## Problem details
Every line in the records below with the string "Light" needs to be copied out.

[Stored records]
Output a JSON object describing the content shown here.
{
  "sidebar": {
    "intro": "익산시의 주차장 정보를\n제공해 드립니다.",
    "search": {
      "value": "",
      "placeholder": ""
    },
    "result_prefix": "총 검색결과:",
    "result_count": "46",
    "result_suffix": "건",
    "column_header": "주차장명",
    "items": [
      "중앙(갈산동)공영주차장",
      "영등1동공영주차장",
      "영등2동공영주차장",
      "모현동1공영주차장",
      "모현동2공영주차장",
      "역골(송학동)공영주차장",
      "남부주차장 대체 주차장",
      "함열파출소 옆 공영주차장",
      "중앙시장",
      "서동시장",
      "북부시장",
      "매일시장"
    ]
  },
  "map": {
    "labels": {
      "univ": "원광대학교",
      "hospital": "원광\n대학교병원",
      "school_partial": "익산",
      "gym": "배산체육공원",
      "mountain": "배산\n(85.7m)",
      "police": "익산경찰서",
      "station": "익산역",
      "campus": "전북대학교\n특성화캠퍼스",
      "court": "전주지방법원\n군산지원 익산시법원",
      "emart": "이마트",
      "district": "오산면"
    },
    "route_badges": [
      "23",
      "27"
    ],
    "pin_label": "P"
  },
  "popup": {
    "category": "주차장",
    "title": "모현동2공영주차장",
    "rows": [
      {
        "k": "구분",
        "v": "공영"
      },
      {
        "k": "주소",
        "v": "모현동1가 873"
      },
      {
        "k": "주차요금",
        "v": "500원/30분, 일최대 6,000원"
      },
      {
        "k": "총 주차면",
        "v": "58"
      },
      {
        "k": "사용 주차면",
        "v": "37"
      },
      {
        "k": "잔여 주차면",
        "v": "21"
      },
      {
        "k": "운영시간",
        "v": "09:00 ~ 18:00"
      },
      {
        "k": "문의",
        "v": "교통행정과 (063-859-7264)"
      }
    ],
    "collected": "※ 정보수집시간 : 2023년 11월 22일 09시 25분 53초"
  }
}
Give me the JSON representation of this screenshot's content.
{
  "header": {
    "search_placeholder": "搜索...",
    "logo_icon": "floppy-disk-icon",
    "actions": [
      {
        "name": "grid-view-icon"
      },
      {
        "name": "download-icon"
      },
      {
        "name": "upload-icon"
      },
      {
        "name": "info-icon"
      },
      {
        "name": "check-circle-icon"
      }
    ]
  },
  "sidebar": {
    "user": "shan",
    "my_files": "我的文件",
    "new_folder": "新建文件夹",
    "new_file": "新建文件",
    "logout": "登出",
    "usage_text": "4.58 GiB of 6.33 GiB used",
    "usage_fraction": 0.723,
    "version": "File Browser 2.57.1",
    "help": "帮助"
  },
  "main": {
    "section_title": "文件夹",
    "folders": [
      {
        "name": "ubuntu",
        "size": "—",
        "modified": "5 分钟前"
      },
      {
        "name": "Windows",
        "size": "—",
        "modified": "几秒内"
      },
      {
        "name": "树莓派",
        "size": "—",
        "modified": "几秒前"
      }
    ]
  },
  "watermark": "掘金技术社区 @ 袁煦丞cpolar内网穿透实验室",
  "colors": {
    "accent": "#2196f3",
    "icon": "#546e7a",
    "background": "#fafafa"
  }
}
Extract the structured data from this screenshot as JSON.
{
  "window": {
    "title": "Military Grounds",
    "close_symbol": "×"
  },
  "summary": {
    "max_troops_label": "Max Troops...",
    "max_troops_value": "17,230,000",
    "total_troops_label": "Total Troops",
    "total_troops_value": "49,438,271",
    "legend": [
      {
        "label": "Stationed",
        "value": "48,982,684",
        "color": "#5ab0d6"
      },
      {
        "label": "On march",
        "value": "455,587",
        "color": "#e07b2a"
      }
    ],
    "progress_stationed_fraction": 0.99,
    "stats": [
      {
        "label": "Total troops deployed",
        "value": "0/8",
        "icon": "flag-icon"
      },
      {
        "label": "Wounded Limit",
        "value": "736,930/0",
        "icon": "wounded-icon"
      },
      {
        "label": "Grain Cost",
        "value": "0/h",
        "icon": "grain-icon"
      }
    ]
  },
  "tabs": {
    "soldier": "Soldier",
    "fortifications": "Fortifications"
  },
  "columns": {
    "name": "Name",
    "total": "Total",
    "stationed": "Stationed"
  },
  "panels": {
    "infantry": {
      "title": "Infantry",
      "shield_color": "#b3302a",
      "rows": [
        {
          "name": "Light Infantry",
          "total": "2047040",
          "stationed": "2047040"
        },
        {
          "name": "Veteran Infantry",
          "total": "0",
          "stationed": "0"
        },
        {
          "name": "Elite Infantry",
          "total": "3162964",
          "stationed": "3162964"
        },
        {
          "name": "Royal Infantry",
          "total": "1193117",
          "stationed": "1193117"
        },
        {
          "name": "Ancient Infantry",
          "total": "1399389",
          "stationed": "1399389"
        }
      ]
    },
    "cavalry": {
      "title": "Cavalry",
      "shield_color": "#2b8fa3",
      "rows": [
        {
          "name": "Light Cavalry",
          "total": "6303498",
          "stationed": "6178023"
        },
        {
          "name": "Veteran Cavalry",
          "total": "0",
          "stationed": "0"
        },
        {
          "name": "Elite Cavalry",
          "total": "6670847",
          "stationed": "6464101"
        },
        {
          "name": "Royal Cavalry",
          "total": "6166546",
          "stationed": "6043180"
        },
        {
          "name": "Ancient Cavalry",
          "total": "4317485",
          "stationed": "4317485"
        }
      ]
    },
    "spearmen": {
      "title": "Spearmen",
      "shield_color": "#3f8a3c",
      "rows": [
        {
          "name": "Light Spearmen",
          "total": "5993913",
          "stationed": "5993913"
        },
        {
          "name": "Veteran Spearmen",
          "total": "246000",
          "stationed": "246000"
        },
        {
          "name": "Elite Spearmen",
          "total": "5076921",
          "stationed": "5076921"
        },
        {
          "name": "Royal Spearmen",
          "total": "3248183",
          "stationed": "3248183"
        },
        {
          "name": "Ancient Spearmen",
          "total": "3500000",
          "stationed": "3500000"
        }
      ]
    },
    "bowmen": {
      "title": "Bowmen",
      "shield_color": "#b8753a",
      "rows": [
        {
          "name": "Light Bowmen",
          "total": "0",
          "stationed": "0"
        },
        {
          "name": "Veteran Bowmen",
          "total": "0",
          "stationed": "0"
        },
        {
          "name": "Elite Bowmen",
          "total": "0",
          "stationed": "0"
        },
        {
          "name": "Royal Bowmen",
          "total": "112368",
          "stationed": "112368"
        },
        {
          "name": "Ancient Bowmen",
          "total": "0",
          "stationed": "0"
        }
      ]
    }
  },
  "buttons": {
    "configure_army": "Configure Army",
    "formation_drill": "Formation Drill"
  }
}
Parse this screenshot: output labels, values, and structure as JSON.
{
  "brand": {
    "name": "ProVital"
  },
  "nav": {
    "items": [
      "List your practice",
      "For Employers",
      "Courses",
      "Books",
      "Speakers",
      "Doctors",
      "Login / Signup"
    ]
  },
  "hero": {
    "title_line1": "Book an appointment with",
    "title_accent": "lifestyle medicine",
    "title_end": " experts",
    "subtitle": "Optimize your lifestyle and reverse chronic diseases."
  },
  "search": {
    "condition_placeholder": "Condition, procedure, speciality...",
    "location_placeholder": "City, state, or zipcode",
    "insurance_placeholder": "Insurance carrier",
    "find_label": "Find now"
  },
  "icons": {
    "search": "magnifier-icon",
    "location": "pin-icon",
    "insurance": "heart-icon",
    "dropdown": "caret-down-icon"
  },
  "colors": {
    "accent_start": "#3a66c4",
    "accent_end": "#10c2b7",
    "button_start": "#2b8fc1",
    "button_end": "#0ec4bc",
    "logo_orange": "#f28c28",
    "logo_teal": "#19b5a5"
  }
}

## The answer
          "name": "Light Infantry",
          "name": "Light Cavalry",
          "name": "Light Spearmen",
          "name": "Light Bowmen",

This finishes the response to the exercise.